Time to resume suspended flights to China
A China Southern Airlines crew holds a "Stay strong Wuhan" banner before their flight on Sunday to the Central China city, epicenter of the deadly coronavirus. Four flights carried 502 medical staff and 20 tons of medical supplies from Shenyang in Northeast China's Liaoning Province to the Hubei Province city. Photo: cnsphotos
It has been eight consecutive days that the number of confirmed cases of the novel coronavirus-related pneumonia declined in areas outside of Central China's Hubei Province. It clearly shows the top-level preventive measures adopted across the country have taken effect and this severe epidemic has been put under control. Although experts are cautious in predicting an inflection point, we have seen some light.

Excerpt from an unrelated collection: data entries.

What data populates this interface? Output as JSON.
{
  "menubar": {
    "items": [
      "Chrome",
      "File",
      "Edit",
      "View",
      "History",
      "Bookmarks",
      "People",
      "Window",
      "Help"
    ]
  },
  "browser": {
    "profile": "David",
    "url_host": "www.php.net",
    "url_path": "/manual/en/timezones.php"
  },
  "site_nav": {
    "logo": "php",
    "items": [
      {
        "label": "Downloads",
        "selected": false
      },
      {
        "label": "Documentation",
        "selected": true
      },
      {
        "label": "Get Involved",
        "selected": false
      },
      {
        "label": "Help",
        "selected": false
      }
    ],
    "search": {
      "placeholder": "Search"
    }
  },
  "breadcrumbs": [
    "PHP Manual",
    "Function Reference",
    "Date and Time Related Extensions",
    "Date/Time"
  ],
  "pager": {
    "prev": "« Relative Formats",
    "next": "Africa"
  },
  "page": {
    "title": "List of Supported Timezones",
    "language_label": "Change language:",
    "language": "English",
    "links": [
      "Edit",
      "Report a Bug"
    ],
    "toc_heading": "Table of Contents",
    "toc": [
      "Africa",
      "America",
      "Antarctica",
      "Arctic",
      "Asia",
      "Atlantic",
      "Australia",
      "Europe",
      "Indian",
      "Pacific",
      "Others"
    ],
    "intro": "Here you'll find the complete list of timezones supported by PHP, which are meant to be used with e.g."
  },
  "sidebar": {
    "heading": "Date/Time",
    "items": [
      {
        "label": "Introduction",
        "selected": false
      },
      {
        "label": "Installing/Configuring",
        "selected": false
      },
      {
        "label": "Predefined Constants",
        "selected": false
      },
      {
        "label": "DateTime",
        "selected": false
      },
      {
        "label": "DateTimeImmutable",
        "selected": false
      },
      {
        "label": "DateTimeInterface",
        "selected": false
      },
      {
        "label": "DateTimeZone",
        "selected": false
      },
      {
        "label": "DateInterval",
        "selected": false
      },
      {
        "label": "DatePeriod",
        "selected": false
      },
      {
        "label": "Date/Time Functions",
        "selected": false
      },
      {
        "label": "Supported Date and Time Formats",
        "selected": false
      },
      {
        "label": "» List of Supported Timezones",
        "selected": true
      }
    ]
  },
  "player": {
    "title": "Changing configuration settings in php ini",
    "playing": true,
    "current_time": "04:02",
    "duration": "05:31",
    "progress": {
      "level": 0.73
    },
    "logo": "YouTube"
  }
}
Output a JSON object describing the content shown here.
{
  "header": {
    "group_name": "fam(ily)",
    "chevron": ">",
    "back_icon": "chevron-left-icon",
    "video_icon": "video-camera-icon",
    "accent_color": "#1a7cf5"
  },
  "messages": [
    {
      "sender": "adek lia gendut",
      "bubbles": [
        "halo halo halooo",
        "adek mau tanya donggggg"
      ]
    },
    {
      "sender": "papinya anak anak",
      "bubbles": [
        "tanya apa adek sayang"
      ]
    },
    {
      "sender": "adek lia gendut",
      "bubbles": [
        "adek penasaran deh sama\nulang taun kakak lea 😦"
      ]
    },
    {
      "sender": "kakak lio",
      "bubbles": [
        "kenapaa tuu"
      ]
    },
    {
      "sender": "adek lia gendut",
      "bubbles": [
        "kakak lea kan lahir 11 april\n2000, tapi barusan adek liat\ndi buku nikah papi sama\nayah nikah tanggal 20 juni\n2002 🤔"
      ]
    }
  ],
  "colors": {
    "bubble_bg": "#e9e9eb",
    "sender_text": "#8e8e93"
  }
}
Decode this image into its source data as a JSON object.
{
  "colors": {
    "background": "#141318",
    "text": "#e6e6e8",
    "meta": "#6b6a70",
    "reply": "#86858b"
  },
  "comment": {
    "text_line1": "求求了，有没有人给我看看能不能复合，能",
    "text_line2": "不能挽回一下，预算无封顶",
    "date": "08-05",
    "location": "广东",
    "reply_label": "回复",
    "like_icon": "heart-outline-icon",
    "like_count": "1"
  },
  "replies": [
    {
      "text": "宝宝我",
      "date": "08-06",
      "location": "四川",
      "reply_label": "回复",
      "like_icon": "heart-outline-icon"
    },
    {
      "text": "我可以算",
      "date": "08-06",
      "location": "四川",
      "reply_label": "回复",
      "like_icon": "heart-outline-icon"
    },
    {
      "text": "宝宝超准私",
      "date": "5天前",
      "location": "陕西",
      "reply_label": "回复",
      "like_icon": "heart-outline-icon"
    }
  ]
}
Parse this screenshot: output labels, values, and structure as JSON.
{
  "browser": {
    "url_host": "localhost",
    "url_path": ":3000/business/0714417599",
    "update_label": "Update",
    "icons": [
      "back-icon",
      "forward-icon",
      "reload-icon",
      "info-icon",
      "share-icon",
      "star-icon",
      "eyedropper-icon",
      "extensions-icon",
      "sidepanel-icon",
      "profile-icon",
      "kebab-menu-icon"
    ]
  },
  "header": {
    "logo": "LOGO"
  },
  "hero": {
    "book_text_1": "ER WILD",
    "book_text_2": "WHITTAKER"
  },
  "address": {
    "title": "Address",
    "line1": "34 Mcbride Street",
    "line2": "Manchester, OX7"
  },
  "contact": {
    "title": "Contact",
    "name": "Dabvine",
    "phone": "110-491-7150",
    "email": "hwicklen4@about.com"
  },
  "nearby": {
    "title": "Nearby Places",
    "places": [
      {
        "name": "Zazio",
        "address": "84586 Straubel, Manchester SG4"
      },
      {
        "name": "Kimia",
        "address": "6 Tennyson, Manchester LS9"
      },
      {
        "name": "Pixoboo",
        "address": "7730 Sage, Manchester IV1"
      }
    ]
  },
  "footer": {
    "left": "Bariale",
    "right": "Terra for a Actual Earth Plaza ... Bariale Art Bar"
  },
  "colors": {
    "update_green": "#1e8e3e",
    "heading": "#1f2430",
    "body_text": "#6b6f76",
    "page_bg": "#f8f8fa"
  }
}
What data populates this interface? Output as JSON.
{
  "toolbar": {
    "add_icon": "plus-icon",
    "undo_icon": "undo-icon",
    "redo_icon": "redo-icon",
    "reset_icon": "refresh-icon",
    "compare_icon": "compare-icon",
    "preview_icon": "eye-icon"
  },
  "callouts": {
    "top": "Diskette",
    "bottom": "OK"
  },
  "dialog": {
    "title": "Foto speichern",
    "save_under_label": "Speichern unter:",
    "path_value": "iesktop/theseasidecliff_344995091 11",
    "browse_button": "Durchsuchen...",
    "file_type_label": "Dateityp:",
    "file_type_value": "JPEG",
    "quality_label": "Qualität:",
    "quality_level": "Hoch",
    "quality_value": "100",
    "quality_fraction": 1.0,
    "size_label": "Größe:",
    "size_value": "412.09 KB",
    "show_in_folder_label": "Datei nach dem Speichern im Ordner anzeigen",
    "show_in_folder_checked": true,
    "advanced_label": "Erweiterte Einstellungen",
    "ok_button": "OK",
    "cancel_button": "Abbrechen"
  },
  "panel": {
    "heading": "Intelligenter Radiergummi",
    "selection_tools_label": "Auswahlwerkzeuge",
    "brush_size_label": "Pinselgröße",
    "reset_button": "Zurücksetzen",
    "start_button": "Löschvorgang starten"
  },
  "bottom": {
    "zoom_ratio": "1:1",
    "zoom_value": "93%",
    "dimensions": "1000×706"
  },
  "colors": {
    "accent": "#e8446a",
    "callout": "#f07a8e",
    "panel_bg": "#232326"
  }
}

Chinese society has been striving for a turn in the situation under the leadership of the government.
Except for Hubei Province and some cities where the situation is still serious, inter-province and inter-city transportation has resumed. Airports and train stations in metropolises such as Beijing and Shanghai have become busy again and the subways are no longer empty as we saw a few days ago.
Preventive work in each area has not been relaxed. A complete management system has been set up and continues to improve in each city and county. Most residential communities implement strict lockdown measures. Those infected can be located very quickly, as well as people whom they had contacts with. A network has been formed to fight the novel coronavirus.
Under such circumstances, we think it is high time for countries which have imposed travel restrictions on their citizens to reconsider this measure. Hubei and its capital Wuhan as well as some cities in a severe situation have been locked down, and the number of newly infected cases in other places has been low.
When the World Health Organization (WHO) announced the outbreak of coronavirus in China a Public Health Emergency of International Concern, it did not recommend any travel or trade restrictions against China. This is based on the fact that the Chinese government has adopted strong and effective control measures. China has not failed the WHO's trust and it has achieved the strictest control over the virus.
Some countries have completely cut off traffic communications with China and even banned non-citizens who have been to China within last 14 days to enter their country. This is serious violation of WHO recommendations. As the situation has significantly relaxed in recent days, these countries should reconsider and revoke these practices.
China is the world's largest manufacturing factory, and one of the places with the largest human flow on the Earth. Canceling flight to and from China has made many airlines suffer huge losses, which also deals a heavy blow to the first-quarter performance of the world economy. If all the countries keep their measures unchanged, it means all sides will pay bigger cost from the epidemic.
The coronavirus, which was just named COVID-19 by the WHO, is harmful. But as long as necessary control measures are put into places, the actual harm it can cause is very limited. So far, in major Chinese cities like Beijing and Shanghai, the number of people who died from COVID-19 are mostly below 10. In Beijing, three people died from the virus as of Tuesday. But in the US, the influenza this year has caused far more deaths in major cities.
As China has made a lot of efforts and explorations to control COVID-19, it is completely irrational to implement inter-country isolation to prevent the spread of the disease. It is unscientific and also violates the interests of all countries.